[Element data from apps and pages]
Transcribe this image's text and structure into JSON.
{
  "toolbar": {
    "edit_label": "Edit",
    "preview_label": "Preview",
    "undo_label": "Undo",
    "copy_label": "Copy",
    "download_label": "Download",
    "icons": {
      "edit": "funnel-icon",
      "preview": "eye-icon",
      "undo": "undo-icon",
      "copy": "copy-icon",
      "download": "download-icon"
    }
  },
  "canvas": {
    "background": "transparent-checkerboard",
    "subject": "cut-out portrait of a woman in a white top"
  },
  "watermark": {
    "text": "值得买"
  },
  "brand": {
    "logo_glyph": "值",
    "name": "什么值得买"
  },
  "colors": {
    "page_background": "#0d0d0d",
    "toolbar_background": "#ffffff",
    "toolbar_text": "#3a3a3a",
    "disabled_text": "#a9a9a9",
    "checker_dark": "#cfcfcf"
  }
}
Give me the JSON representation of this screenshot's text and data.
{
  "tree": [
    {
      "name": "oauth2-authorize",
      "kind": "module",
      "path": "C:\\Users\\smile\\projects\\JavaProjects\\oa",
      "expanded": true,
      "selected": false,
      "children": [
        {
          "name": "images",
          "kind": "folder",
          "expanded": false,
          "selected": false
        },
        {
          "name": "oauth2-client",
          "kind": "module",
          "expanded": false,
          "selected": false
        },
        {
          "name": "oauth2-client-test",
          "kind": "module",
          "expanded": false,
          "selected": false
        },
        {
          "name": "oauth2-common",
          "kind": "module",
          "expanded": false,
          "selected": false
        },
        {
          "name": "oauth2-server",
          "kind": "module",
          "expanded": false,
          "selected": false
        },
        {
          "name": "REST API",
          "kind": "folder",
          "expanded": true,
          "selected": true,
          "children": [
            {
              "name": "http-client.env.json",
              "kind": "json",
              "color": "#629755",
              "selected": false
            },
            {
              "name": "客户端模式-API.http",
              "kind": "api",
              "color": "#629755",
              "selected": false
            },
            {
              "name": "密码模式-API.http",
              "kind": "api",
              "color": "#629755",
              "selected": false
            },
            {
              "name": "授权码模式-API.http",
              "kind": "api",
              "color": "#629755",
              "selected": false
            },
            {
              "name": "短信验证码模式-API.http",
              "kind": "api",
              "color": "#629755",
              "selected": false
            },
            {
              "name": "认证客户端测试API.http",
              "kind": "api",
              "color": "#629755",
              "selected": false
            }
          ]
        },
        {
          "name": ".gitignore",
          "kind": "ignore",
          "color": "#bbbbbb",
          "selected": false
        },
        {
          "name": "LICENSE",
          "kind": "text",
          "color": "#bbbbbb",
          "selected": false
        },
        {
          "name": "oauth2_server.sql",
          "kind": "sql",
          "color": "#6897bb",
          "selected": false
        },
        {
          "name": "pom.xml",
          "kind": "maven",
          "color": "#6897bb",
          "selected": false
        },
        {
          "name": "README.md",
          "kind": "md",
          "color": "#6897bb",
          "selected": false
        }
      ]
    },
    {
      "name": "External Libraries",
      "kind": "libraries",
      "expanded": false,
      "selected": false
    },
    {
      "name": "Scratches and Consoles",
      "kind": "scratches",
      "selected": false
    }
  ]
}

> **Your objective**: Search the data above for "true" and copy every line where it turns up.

> **Response**:
      "expanded": true,
          "expanded": true,
          "selected": true,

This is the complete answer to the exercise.